|International Classification||G06F3/06, G06F13/38, G06F13/10|
|Cooperative Classification||G06F13/385, G06F2003/0692, G06F3/0601|
|European Classification||G06F3/06A, G06F13/38A2|
|Dec 7, 1993||CC||Certificate of correction|
|Sep 26, 1995||FPAY||Fee payment|
Year of fee payment: 4
|Dec 7, 1999||REMI||Maintenance fee reminder mailed|
|May 14, 2000||LAPS||Lapse for failure to pay maintenance fees|

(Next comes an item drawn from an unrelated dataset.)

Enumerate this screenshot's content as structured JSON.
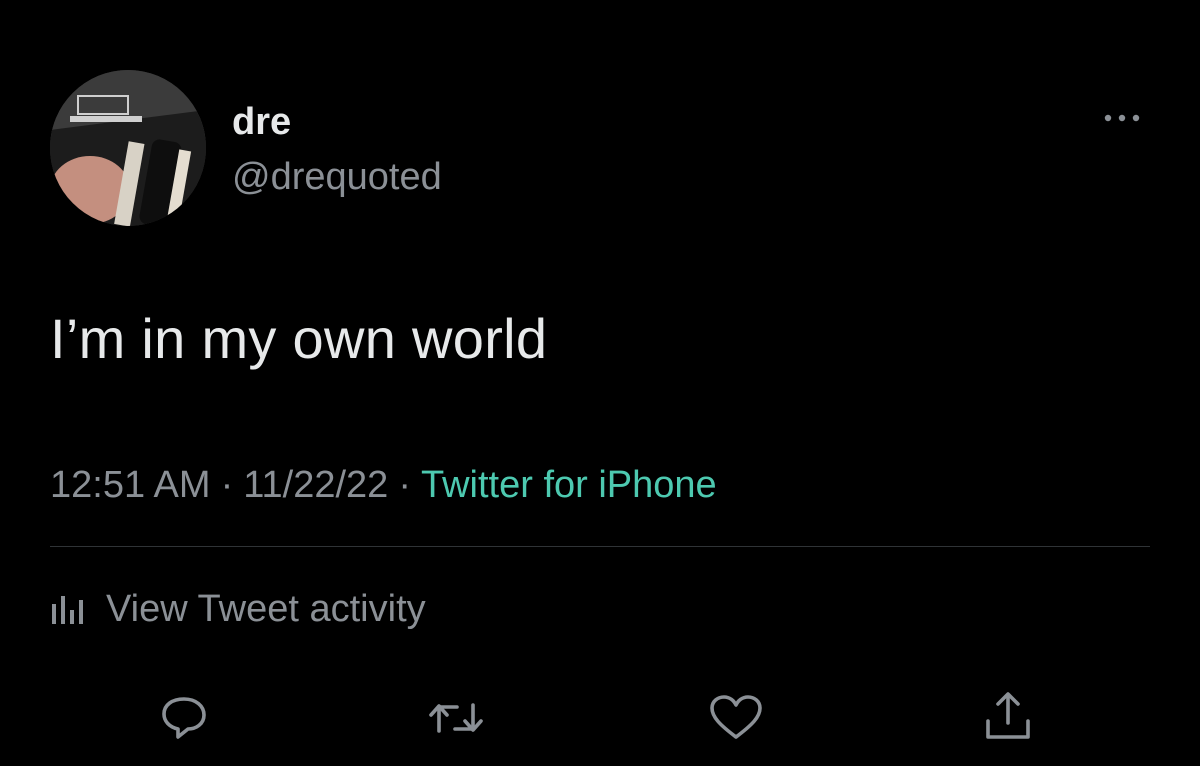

|Jul 25, 2000||FP||Expired due to failure to pay maintenance fee|
Effective date: 20000512